Rainbow Records


With records, CDs, and tapes stacked from ceiling to roof making 95% of them inaccessible, this store is “organized” in a hoarder-esque fashion. There’s only a small pathway and in the few minutes I was there, the owner of the store knocked stacks of CDs over three times and had a heck of a time getting a stool back in its place. As messy and crazy as it is, though, you can tell there’s a lot of love there. I felt bad for not buying anything here because stores with such eccentricities are worth supporting, but I couldn’t find anything of interest and what I did see was pretty overpriced (99-cent bin-worthy albums selling for $9). I suspect that among the stacks, there are some gems hiding.

To quote one Yelp reviewer: “One day, someone will read an obituary in the New York Times about finding the owner of this shop buried alive and rotting under a mammoth stack of used CDs.”

Kim’s Video and Music

As we walked by this storefront, Huyen pointed out that the TV out front was showing one of the best movies I’ve seen in recent years, Czech director Jan ┼ávankmajer’s 1988 Alice, a mindbending live action/stop-motion version of Alice in Wonderland.
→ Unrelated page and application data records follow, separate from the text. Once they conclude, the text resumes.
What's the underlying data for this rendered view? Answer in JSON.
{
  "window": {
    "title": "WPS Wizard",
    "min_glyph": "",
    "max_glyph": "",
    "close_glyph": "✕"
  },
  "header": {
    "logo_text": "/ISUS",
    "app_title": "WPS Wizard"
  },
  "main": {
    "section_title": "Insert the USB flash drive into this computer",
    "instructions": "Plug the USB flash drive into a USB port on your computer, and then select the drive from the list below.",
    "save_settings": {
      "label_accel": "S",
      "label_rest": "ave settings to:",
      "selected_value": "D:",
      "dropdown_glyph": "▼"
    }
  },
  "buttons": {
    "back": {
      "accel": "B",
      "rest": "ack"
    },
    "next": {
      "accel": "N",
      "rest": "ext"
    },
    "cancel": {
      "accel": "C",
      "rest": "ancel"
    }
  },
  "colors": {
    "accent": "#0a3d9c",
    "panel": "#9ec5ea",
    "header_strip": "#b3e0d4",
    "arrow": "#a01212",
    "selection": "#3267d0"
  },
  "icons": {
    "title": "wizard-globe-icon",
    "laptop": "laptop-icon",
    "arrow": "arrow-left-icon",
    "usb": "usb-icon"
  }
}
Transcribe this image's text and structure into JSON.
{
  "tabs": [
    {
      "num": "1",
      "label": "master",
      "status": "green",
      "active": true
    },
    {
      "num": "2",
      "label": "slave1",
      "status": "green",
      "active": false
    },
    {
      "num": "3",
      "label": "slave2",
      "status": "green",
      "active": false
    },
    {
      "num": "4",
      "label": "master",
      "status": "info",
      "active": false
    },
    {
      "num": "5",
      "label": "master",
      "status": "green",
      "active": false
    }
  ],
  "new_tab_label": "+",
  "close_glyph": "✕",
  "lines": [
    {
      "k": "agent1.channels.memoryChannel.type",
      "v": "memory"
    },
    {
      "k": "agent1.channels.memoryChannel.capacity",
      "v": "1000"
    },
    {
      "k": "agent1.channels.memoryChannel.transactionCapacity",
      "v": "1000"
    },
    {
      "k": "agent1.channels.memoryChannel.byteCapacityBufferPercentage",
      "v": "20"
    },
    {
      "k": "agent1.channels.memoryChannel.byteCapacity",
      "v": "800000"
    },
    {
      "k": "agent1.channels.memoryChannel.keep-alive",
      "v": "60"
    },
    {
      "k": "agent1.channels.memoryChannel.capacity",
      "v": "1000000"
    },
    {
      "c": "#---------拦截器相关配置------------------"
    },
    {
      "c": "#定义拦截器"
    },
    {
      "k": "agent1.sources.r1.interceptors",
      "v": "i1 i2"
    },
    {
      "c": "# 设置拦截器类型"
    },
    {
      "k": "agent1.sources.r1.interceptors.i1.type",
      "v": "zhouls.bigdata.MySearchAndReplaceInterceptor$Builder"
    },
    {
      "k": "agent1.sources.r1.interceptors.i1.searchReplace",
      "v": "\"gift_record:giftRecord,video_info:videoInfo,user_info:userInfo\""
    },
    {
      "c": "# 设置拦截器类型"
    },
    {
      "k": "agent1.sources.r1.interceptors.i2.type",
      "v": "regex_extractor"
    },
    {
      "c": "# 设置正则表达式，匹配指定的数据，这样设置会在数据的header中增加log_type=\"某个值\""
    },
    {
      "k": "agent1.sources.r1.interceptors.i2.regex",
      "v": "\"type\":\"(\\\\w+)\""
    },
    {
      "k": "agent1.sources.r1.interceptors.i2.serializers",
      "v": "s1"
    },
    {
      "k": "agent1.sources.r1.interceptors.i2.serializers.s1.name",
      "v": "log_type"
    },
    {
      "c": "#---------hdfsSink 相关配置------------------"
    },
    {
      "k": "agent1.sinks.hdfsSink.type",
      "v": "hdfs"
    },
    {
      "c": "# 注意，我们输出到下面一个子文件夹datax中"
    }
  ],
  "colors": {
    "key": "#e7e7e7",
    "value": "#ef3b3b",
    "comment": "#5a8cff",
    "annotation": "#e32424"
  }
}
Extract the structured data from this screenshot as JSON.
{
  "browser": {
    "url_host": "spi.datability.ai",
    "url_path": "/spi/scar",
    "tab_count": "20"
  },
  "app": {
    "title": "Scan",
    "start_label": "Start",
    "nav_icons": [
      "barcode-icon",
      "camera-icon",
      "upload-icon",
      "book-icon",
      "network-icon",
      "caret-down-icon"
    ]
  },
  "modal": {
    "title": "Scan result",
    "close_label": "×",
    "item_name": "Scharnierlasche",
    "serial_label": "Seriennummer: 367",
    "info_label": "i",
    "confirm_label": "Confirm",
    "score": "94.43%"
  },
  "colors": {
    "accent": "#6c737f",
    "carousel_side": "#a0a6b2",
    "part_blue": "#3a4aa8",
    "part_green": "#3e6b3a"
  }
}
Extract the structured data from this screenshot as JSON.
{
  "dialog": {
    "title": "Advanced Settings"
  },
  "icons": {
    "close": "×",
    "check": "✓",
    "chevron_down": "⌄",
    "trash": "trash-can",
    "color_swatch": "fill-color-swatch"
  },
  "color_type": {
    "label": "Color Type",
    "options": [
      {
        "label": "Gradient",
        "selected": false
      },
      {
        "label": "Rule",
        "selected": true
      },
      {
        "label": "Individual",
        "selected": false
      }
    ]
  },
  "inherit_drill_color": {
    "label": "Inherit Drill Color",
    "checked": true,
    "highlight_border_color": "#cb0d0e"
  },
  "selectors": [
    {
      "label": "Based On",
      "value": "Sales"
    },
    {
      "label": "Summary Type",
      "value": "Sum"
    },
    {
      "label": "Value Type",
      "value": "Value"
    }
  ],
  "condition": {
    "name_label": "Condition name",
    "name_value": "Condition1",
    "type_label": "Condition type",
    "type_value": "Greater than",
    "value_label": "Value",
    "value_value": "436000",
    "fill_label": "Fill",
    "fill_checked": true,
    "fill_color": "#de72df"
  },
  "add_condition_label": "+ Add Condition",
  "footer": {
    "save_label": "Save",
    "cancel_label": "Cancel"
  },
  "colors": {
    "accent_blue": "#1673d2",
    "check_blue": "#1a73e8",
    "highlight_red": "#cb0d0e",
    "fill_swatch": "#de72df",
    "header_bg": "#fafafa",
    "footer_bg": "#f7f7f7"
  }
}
When I inquired about it inside, I found out that it’s now available as an import Blu-Ray. Consider my mind blown. Sadly, they were out of stock, but I did get a chance to browse their amazing collection of import movies and indie music. I walked out with only a $3 bargain DVD (the documentary Friends Forever), showing a lot of restraint.

Tropicalia In Furs

My favorite of the three shops, we stumbled on this one by accident, drawn in by a store window that made it look like a vintage electronics shop. The selection here is very carefully curated, with a super high quality selection of original pressing jazz and funk records (if only they were alphabetized!) and a breathtaking selection of 1960s and 70s 7″s from France, Africa, and India. They didn’t have any Chantal Goya, but I did pick up one ye-ye record, one calypso record, and an hip-hop EP from ’98. Neat, neat shop.

He likes hoagies.

It’s not my first print publication, but it’s mighty close: the February 1988 edition of the Super Saturday Xpress, a photocopied newspaper created for a Saturday morning enrichment class about newspaper production. I was 12, in 7th grade, and my passion for writing about my obsessions was starting to form.

On the front page is my timely take on the Super Bowl that year. In the piece titled, “Super Bowl Disgrace,” I eloquently and impartially declare “This game was the WORST Super Bowl disgrace, except for the 1979 Super Bowl XIII when Pittsburgh beat Dallas.” Also provided is a handy sidebar of the most significant Super Bowl blowouts (nice touch, 12-year-old me!).

In “Scoops About Our Staff,” the paragraph about me helpfully shares, “He likes hoagies.” Indeed!

On the same page is an uncredited contribution that’s clearly mine: a capsule review of L.L. Cool J’s Bigger and Deffer. What exactly the difference was between a check plus and five checks, I’m not sure. And I clearly understood that James Todd Smith was trying to target the lucrative “12-23” age bracket with his release. This may have been my first published music review.

On the last page, I took out an ad (is that ethical?) to sell my homebrew software for the Apple II. Football (surely Tackle Smash Kill!!) is mentioned, as is wrestling, which I’d completely forgotten about. (Note to self: create a Youtube series of run-throughs for games I wrote as a kid.) I even offered readers quite the deal: “A free random number generator to give variety to your programs.”